TASK DETAILS
The entries below should be set down again exactly, with every picture left out.

#####

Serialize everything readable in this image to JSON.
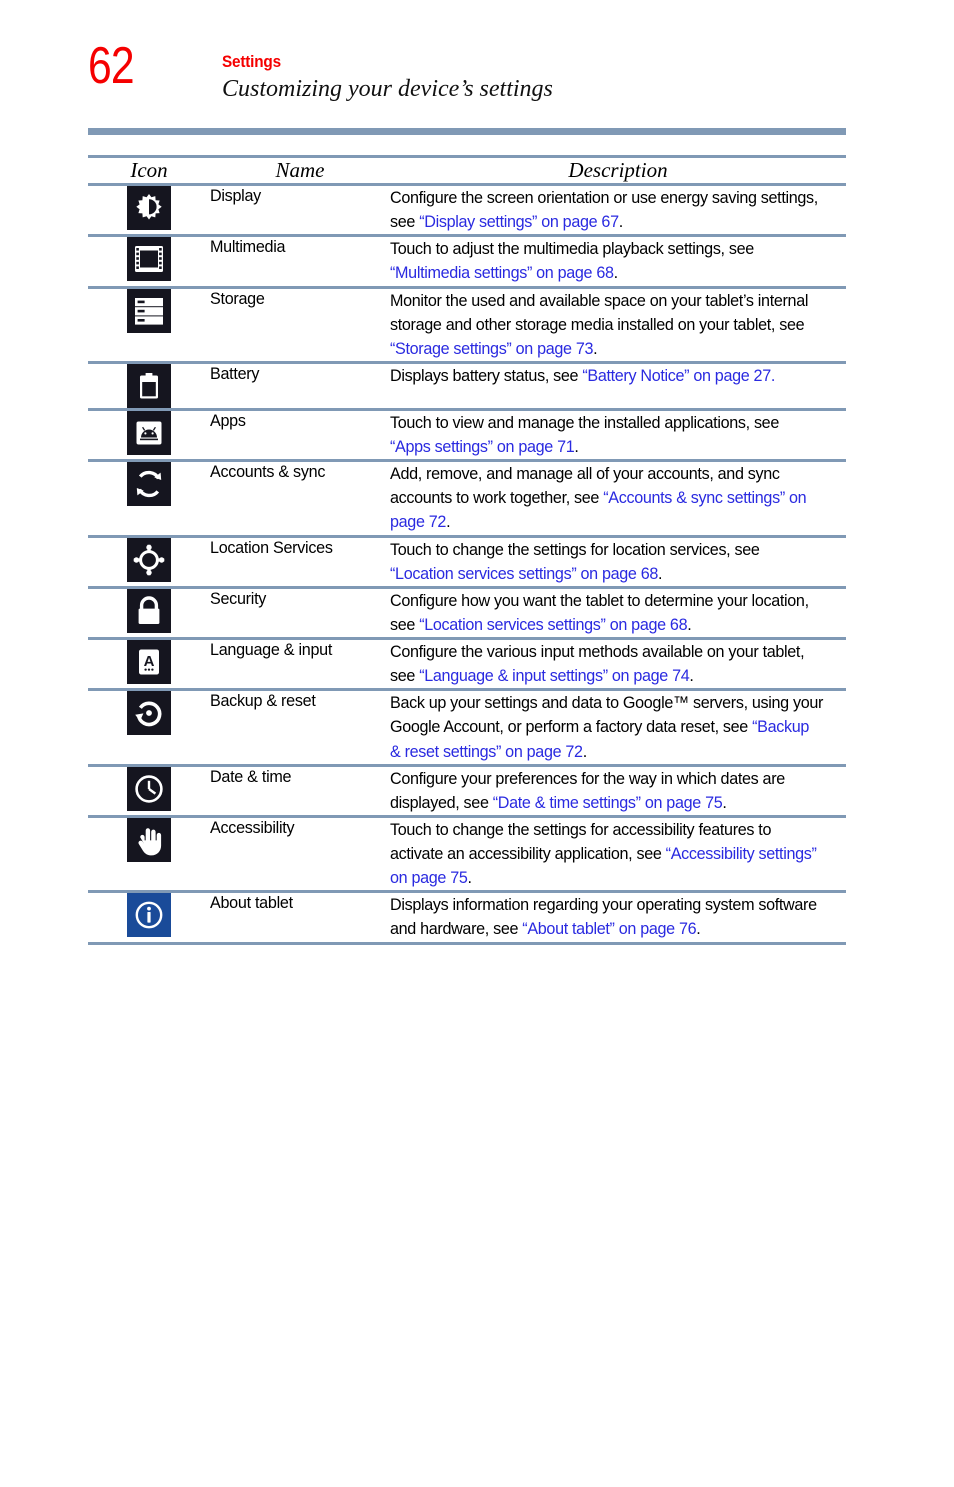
{
  "page": {
    "folio": "62",
    "chapter": "Settings",
    "section": "Customizing your device’s settings"
  },
  "colors": {
    "folio_red": "#f50000",
    "rule_blue_gray": "#8099b5",
    "link_blue": "#2a2ae0",
    "icon_tile_dark": "#15151f",
    "icon_tile_blue": "#1a4b99"
  },
  "table": {
    "headers": {
      "icon": "Icon",
      "name": "Name",
      "description": "Description"
    },
    "rows": [
      {
        "icon": "display-brightness-icon",
        "icon_style": "dark",
        "name": "Display",
        "desc_pre": "Configure the screen orientation or use energy saving settings, see ",
        "desc_link": "“Display settings” on page 67",
        "desc_post": "."
      },
      {
        "icon": "multimedia-filmstrip-icon",
        "icon_style": "dark",
        "name": "Multimedia",
        "desc_pre": "Touch to adjust the multimedia playback settings, see ",
        "desc_link": "“Multimedia settings” on page 68",
        "desc_post": "."
      },
      {
        "icon": "storage-drives-icon",
        "icon_style": "dark",
        "name": "Storage",
        "desc_pre": "Monitor the used and available space on your tablet’s internal storage and other storage media installed on your tablet, see ",
        "desc_link": "“Storage settings” on page 73",
        "desc_post": "."
      },
      {
        "icon": "battery-icon",
        "icon_style": "dark",
        "name": "Battery",
        "desc_pre": "Displays battery status, see ",
        "desc_link": "“Battery Notice” on page 27.",
        "desc_post": ""
      },
      {
        "icon": "apps-android-icon",
        "icon_style": "dark",
        "name": "Apps",
        "desc_pre": "Touch to view and manage the installed applications, see ",
        "desc_link": "“Apps settings” on page 71",
        "desc_post": "."
      },
      {
        "icon": "accounts-sync-icon",
        "icon_style": "dark",
        "name": "Accounts & sync",
        "desc_pre": "Add, remove, and manage all of your accounts, and sync accounts to work together, see ",
        "desc_link": "“Accounts & sync settings” on page 72",
        "desc_post": "."
      },
      {
        "icon": "location-crosshair-icon",
        "icon_style": "dark",
        "name": "Location Services",
        "desc_pre": "Touch to change the settings for location services, see ",
        "desc_link": "“Location services settings” on page 68",
        "desc_post": "."
      },
      {
        "icon": "security-lock-icon",
        "icon_style": "dark",
        "name": "Security",
        "desc_pre": "Configure how you want the tablet to determine your location, see ",
        "desc_link": "“Location services settings” on page 68",
        "desc_post": "."
      },
      {
        "icon": "language-input-icon",
        "icon_style": "dark",
        "name": "Language & input",
        "desc_pre": "Configure the various input methods available on your tablet, see ",
        "desc_link": "“Language & input settings” on page 74",
        "desc_post": "."
      },
      {
        "icon": "backup-reset-icon",
        "icon_style": "dark",
        "name": "Backup & reset",
        "desc_pre": "Back up your settings and data to Google™ servers, using your Google Account, or perform a factory data reset, see ",
        "desc_link": "“Backup & reset settings” on page 72",
        "desc_post": "."
      },
      {
        "icon": "date-time-clock-icon",
        "icon_style": "dark",
        "name": "Date & time",
        "desc_pre": "Configure your preferences for the way in which dates are displayed, see ",
        "desc_link": "“Date & time settings” on page 75",
        "desc_post": "."
      },
      {
        "icon": "accessibility-hand-icon",
        "icon_style": "dark",
        "name": "Accessibility",
        "desc_pre": "Touch to change the settings for accessibility features to activate an accessibility application, see ",
        "desc_link": "“Accessibility settings” on page 75",
        "desc_post": "."
      },
      {
        "icon": "about-info-icon",
        "icon_style": "blue",
        "name": "About tablet",
        "desc_pre": "Displays information regarding your operating system software and hardware, see ",
        "desc_link": "“About tablet” on page 76",
        "desc_post": "."
      }
    ]
  }
}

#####

SOLUTION TO THE EXERCISE
Serialize everything readable in this image to JSON.
{
  "page": {
    "folio": "62",
    "chapter": "Settings",
    "section": "Customizing your device’s settings"
  },
  "colors": {
    "folio_red": "#f50000",
    "rule_blue_gray": "#8099b5",
    "link_blue": "#2a2ae0",
    "icon_tile_dark": "#15151f",
    "icon_tile_blue": "#1a4b99"
  },
  "table": {
    "headers": {
      "icon": "Icon",
      "name": "Name",
      "description": "Description"
    },
    "rows": [
      {
        "icon": "display-brightness-icon",
        "icon_style": "dark",
        "name": "Display",
        "desc_pre": "Configure the screen orientation or use energy saving settings, see ",
        "desc_link": "“Display settings” on page 67",
        "desc_post": "."
      },
      {
        "icon": "multimedia-filmstrip-icon",
        "icon_style": "dark",
        "name": "Multimedia",
        "desc_pre": "Touch to adjust the multimedia playback settings, see ",
        "desc_link": "“Multimedia settings” on page 68",
        "desc_post": "."
      },
      {
        "icon": "storage-drives-icon",
        "icon_style": "dark",
        "name": "Storage",
        "desc_pre": "Monitor the used and available space on your tablet’s internal storage and other storage media installed on your tablet, see ",
        "desc_link": "“Storage settings” on page 73",
        "desc_post": "."
      },
      {
        "icon": "battery-icon",
        "icon_style": "dark",
        "name": "Battery",
        "desc_pre": "Displays battery status, see ",
        "desc_link": "“Battery Notice” on page 27.",
        "desc_post": ""
      },
      {
        "icon": "apps-android-icon",
        "icon_style": "dark",
        "name": "Apps",
        "desc_pre": "Touch to view and manage the installed applications, see ",
        "desc_link": "“Apps settings” on page 71",
        "desc_post": "."
      },
      {
        "icon": "accounts-sync-icon",
        "icon_style": "dark",
        "name": "Accounts & sync",
        "desc_pre": "Add, remove, and manage all of your accounts, and sync accounts to work together, see ",
        "desc_link": "“Accounts & sync settings” on page 72",
        "desc_post": "."
      },
      {
        "icon": "location-crosshair-icon",
        "icon_style": "dark",
        "name": "Location Services",
        "desc_pre": "Touch to change the settings for location services, see ",
        "desc_link": "“Location services settings” on page 68",
        "desc_post": "."
      },
      {
        "icon": "security-lock-icon",
        "icon_style": "dark",
        "name": "Security",
        "desc_pre": "Configure how you want the tablet to determine your location, see ",
        "desc_link": "“Location services settings” on page 68",
        "desc_post": "."
      },
      {
        "icon": "language-input-icon",
        "icon_style": "dark",
        "name": "Language & input",
        "desc_pre": "Configure the various input methods available on your tablet, see ",
        "desc_link": "“Language & input settings” on page 74",
        "desc_post": "."
      },
      {
        "icon": "backup-reset-icon",
        "icon_style": "dark",
        "name": "Backup & reset",
        "desc_pre": "Back up your settings and data to Google™ servers, using your Google Account, or perform a factory data reset, see ",
        "desc_link": "“Backup & reset settings” on page 72",
        "desc_post": "."
      },
      {
        "icon": "date-time-clock-icon",
        "icon_style": "dark",
        "name": "Date & time",
        "desc_pre": "Configure your preferences for the way in which dates are displayed, see ",
        "desc_link": "“Date & time settings” on page 75",
        "desc_post": "."
      },
      {
        "icon": "accessibility-hand-icon",
        "icon_style": "dark",
        "name": "Accessibility",
        "desc_pre": "Touch to change the settings for accessibility features to activate an accessibility application, see ",
        "desc_link": "“Accessibility settings” on page 75",
        "desc_post": "."
      },
      {
        "icon": "about-info-icon",
        "icon_style": "blue",
        "name": "About tablet",
        "desc_pre": "Displays information regarding your operating system software and hardware, see ",
        "desc_link": "“About tablet” on page 76",
        "desc_post": "."
      }
    ]
  }
}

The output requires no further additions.